*Problem description*
Read the records below. Copy each line where the string "JSON" occurs.

*Data for processing*
━━━━━━━━

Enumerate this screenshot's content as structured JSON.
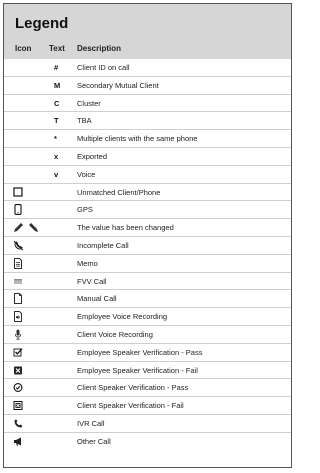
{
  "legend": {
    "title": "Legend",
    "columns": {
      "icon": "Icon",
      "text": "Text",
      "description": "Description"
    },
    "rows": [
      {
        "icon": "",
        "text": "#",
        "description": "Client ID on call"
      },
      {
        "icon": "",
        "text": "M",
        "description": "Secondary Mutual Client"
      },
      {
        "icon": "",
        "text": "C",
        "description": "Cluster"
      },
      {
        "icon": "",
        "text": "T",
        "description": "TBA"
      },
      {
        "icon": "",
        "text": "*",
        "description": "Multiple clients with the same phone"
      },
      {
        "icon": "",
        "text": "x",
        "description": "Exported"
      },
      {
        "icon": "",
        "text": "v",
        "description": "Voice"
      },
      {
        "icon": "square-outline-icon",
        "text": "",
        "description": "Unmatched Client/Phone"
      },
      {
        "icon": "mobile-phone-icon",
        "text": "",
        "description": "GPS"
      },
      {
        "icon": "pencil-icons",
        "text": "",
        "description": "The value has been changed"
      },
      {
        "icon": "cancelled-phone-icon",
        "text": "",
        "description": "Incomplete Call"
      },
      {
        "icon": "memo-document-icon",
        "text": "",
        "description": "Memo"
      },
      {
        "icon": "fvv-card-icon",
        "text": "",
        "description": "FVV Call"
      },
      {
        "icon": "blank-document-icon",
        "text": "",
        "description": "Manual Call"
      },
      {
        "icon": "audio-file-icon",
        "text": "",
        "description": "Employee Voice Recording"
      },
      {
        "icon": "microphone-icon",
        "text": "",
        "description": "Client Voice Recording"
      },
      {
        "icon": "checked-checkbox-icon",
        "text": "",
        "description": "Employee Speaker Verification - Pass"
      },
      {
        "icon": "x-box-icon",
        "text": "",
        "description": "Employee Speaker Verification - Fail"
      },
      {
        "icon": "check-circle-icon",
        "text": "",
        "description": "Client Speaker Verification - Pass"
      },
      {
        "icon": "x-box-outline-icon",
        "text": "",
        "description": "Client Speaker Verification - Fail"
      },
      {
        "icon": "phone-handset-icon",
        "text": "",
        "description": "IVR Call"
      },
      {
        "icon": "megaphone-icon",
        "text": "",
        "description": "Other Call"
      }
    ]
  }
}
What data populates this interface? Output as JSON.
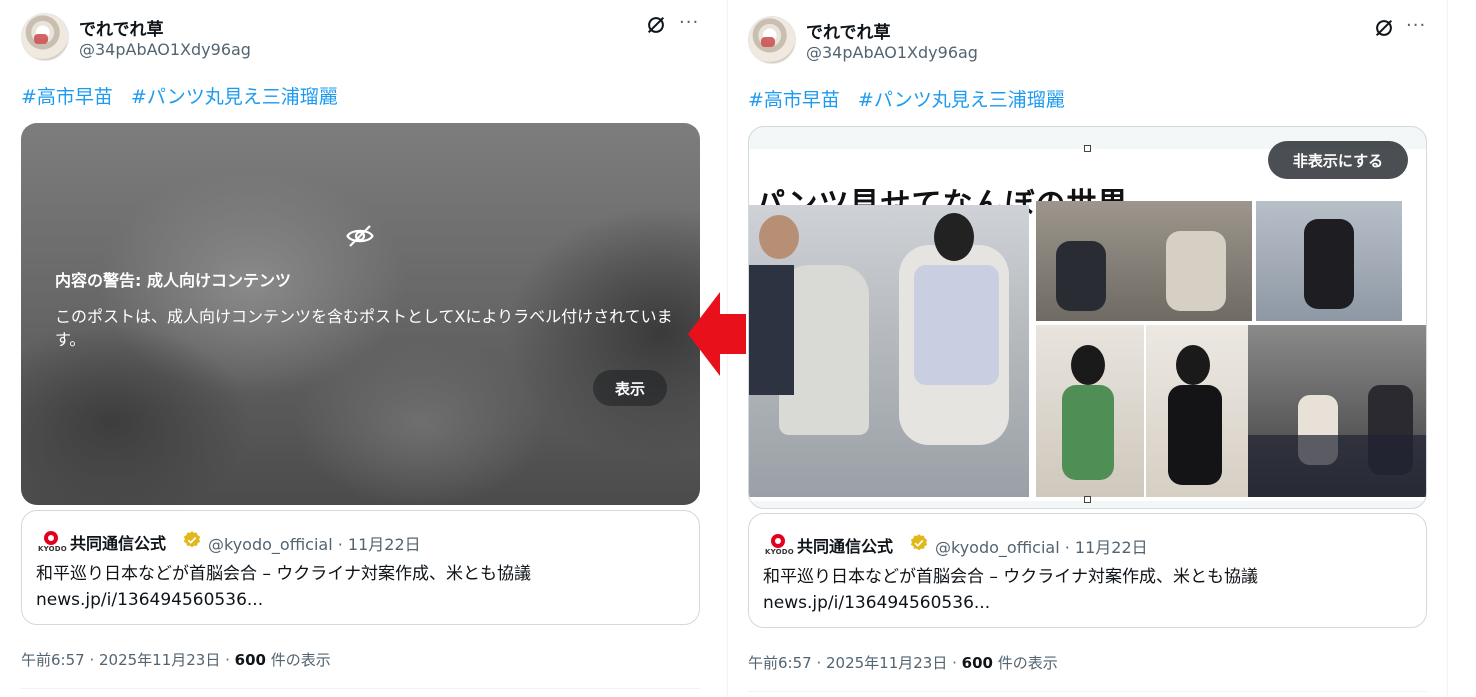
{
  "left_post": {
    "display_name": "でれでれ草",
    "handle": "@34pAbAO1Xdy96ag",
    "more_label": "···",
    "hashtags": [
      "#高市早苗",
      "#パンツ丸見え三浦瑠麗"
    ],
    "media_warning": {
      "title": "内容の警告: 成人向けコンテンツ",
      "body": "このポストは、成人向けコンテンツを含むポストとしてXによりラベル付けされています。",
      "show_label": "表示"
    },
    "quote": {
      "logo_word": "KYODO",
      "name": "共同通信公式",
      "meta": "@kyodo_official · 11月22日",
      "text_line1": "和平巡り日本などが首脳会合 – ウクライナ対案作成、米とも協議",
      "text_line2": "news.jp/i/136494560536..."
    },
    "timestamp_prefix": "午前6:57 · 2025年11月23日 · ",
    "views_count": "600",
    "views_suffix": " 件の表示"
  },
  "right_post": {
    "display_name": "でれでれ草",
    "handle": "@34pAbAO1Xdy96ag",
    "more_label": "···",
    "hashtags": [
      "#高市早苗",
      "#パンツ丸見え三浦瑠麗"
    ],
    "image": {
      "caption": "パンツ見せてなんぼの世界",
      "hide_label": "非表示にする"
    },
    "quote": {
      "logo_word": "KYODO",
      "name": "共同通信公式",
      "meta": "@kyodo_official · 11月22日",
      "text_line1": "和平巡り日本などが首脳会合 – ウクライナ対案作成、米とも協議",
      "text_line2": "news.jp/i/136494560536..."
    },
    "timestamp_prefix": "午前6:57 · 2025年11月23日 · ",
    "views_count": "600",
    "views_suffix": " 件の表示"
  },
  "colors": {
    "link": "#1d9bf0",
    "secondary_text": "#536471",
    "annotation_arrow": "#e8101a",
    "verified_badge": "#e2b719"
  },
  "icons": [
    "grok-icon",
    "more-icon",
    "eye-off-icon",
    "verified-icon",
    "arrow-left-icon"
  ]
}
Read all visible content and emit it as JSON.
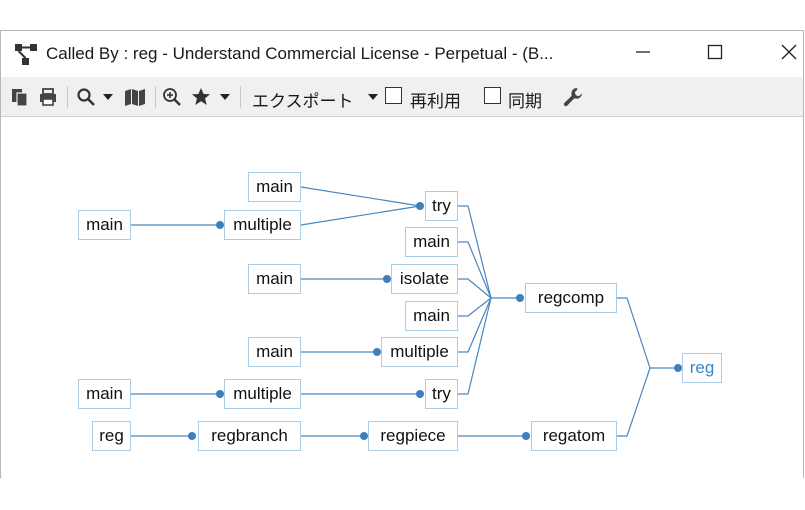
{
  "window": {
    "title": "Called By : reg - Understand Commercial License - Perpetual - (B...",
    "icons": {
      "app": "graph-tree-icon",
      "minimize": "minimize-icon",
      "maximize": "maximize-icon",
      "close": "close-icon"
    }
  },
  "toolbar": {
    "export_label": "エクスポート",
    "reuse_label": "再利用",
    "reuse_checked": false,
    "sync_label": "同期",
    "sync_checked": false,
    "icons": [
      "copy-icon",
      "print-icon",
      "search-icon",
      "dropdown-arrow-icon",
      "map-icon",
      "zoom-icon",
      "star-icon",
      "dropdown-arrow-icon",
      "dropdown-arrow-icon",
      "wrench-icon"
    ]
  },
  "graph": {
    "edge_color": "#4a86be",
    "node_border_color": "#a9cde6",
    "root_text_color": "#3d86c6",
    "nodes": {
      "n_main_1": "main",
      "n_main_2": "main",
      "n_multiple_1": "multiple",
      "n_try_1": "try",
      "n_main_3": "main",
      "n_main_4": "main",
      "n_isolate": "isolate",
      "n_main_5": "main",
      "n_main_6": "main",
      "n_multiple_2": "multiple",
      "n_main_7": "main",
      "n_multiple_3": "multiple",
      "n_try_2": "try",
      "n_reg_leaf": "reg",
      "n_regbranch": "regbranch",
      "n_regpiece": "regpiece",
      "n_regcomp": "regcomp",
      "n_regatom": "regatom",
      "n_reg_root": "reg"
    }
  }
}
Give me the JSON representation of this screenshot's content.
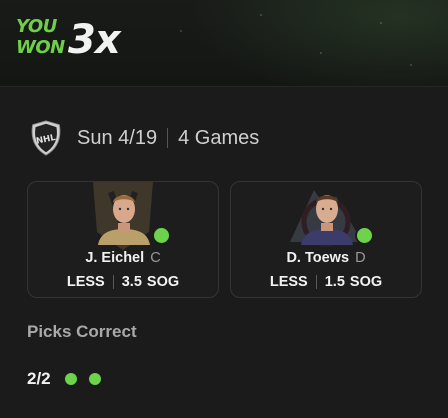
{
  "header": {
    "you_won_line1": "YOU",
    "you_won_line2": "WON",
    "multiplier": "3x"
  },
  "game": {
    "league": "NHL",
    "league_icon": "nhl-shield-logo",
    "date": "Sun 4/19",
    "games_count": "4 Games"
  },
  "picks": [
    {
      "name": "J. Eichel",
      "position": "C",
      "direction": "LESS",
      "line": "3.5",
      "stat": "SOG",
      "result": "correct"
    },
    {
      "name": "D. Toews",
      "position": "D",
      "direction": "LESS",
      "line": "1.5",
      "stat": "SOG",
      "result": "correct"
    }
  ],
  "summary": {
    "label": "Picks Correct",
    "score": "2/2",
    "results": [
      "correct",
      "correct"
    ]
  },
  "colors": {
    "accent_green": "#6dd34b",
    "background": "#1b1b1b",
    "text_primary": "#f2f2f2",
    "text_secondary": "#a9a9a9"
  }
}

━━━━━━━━

*Answer box*
Enumerate this screenshot's content as structured JSON.
What data populates this interface? Output as JSON.
Read all visible content and emit it as JSON.
Give me the JSON representation of this screenshot's content.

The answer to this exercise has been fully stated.